Mission

To provide HIV Care , treatment and support to those infected and affected by HIV.

Vision

Reduce HIV/AIDS morbidity and mortality through improved accessibility of quality treatment and care for people living with HIV/AIDS in Kenya for a HIV free Kenya.

What the Program does

The HIV Care and treatment component of NASCOP is mandated with leading the National response on behalf of the health sector with interventions for those infected and affected by HIV.
The overall responsibilities include of the program include
Policy and guidelines formulation, setting standards in HIV Care and treatment,
Coordination and management
Providing monitoring and evaluation support to programs in implementation throughout the country.
HIV care and treatment and support focuses on holistic approach to care for the HIV infected and affected person. Key interventions include interventions to prevent illnesses and prevention of opportunistic illnesses in persons living with HIV. Interventions to prevent illnesses in those living with HIV include such as provision of clean water, hygiene, nutrition support, malaria prevention and reproductive health services including other STI prevention and treatment. These are currently done through provision of the basic care kit that comprises a Insecticide treated bed net, clean water containers and water purifying agents , cotrimoxazole for prevention of Opportunistic infections and condoms for Prevention of HIV and STI transmission.

HIV Care and treatment in addition focuses on management of opportunistic illness and co-morbidities and treatment of TB/HIV co-infection.One of the key components of this program is provision of antiretroviral therapy for children, adolescents and adults. Other interventions include nutritional management of HIV infected persons with clinical malnutrition , provision of Home and community care and palliative care.

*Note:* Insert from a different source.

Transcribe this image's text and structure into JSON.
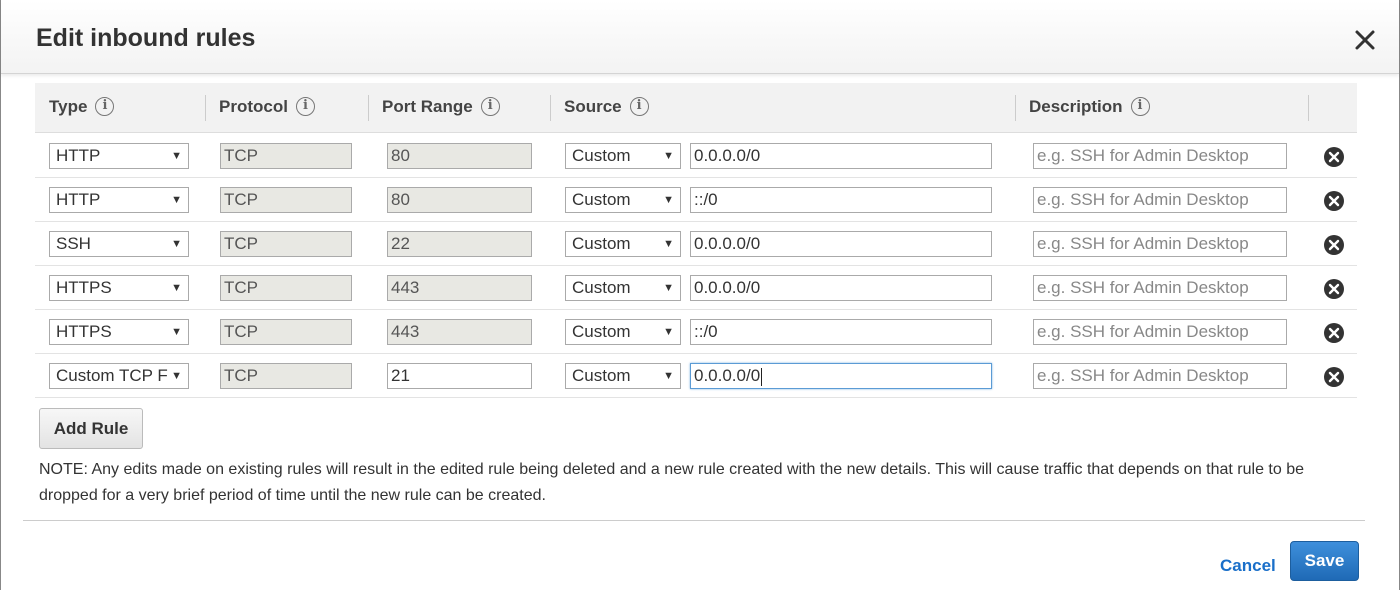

Support components include commodity and logistics management , laboratory monitoring for those on care and treatment and monitoring and evaluation for the program

Key strategies to achieve universal access include

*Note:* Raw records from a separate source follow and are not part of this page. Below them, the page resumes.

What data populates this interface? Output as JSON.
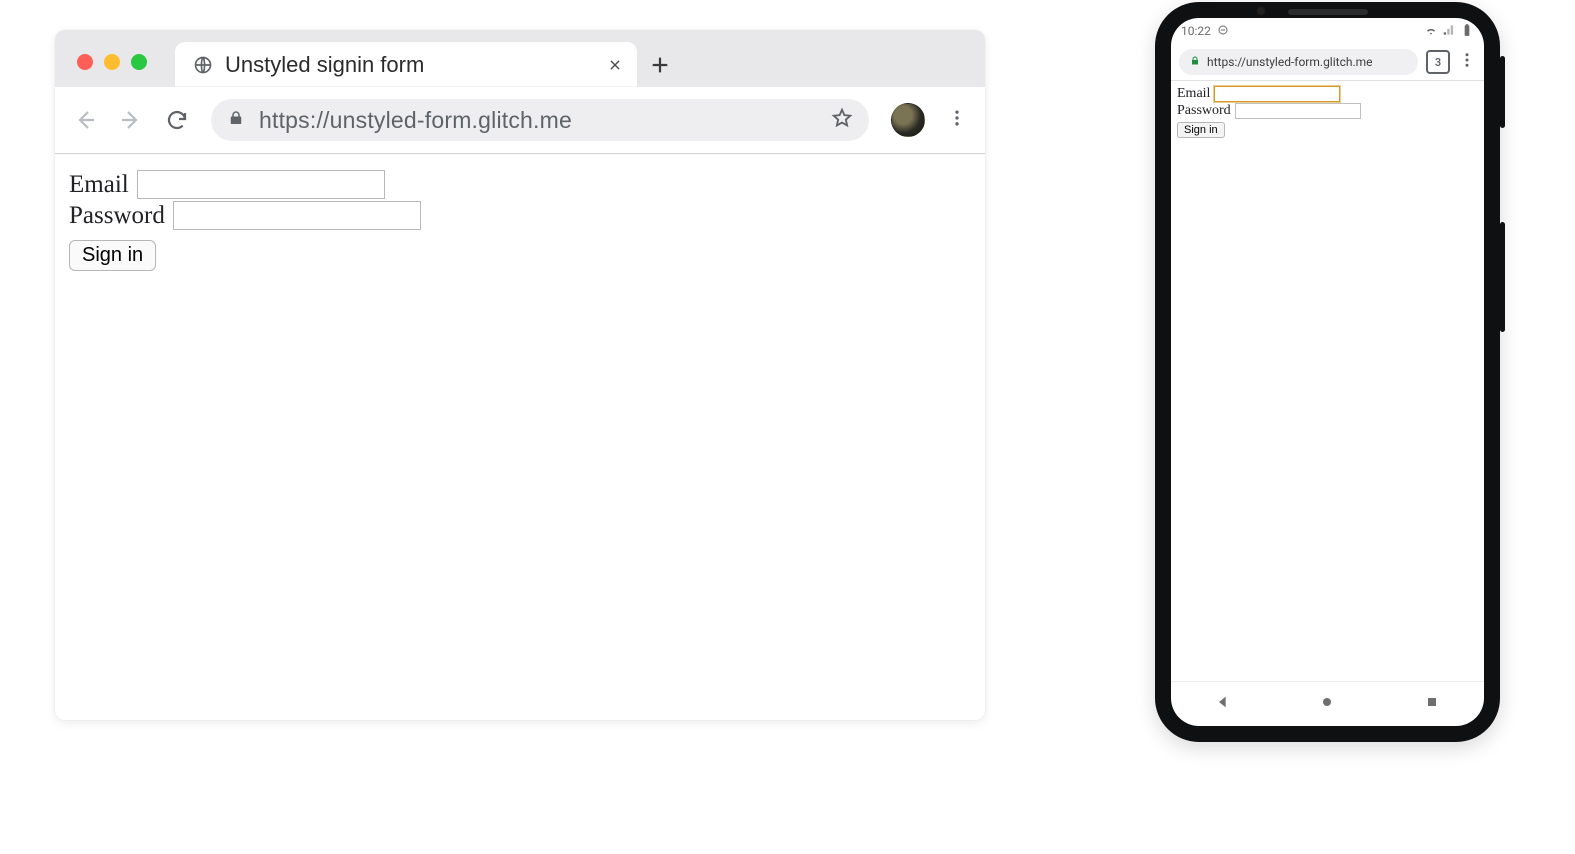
{
  "desktop": {
    "tab_title": "Unstyled signin form",
    "url": "https://unstyled-form.glitch.me",
    "form": {
      "email_label": "Email",
      "password_label": "Password",
      "submit_label": "Sign in"
    }
  },
  "phone": {
    "status_time": "10:22",
    "tab_count": "3",
    "url": "https://unstyled-form.glitch.me",
    "form": {
      "email_label": "Email",
      "password_label": "Password",
      "submit_label": "Sign in"
    }
  }
}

Decentralization of treatment services to enhance access

Capacity building of health care workers, persons living with HIV and communities

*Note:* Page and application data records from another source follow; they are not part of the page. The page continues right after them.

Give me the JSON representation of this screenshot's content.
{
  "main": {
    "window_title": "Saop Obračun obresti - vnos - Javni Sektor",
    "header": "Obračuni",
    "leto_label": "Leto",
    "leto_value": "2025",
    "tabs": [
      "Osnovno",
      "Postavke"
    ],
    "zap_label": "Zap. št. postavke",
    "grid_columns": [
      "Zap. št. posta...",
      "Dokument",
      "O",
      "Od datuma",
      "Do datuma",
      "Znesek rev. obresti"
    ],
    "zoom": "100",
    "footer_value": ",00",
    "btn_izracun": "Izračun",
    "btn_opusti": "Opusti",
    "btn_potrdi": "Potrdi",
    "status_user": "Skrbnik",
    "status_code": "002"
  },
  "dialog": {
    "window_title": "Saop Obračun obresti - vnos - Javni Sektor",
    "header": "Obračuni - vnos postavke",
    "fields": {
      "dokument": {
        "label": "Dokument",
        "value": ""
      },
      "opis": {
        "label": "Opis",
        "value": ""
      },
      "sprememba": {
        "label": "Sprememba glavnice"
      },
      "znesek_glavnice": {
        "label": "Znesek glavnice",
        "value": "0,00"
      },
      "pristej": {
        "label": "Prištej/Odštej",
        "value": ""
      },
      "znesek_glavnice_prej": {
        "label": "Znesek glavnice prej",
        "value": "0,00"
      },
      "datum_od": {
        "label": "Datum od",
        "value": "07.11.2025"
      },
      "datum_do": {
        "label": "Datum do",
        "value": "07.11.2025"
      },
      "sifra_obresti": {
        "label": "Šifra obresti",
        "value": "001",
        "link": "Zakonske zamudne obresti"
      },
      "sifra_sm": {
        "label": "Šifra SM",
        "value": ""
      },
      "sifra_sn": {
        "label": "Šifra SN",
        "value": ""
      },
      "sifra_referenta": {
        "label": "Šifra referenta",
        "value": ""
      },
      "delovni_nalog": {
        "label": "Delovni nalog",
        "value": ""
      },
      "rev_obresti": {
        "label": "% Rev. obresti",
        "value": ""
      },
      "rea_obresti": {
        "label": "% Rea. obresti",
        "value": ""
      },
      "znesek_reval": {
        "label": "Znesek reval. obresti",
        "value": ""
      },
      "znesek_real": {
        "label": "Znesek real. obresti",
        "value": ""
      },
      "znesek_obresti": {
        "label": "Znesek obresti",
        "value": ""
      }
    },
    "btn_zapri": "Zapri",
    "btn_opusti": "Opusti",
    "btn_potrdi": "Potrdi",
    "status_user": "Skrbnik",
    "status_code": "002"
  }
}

Continuous Mentorship of health care workers to ensure quality service delivery

Strengthening longitudinal patient monitoring and follow up

Strengthening linkages at facility and community level and with other relevant intervention areas

Engagement of private sector to provide HIV services

Advocacy for increased resources and sustainability of HIV care and treatment program

The national level will primarily focus on policy and guideline formulation, coordination, support and monitoring of the program. Decentralized levels which include provinces and districts are tasked with implementation of activities to enhance service delivery while also monitoring day to day progress of interventions.

Partners involved

The program is supported and works in collaboration with the parent ministries responsible for health , the ministry of special programmes under which NACC falls and other partners and stakeholders both government and non-governmental institutions . Some of the key stakeholders and partners who support both in financing and or implementing HIV Care and treatment include PEPFAR ( CDC, USAID, WRD DOD) and their supported implementing partners, The Clinton Health Access Initiative, The Global fund for TB, HIV and Malaria , MSF, UN among others

These partners have been key in financing the procurement of drugs and other ART related and Care commodities, and supported implementation of the above mentioned interventions through government and other partners.

 

Achievements

Since 2002 the program has seen rapid acceleration and expansion of access to HIV Care and treatment services. With more service provision points offering services, the program has seen the number of those accessing antiretroviral therapy increase from less than 10,000 in 2003 to over 430,000 in December 2010. In addition more than 40,000 service providers have been capacity build to provide services and this continues to be scaled up to ensure universal access to services.

Access to various other services has improved including laboratory monitoring, nutrition services, provision of cotrimoxazole for opportunistic infection prevention and integration of reproductive health and other prevention with positive interventions. The aim is to achieve universal access to Quality care and treatment for all.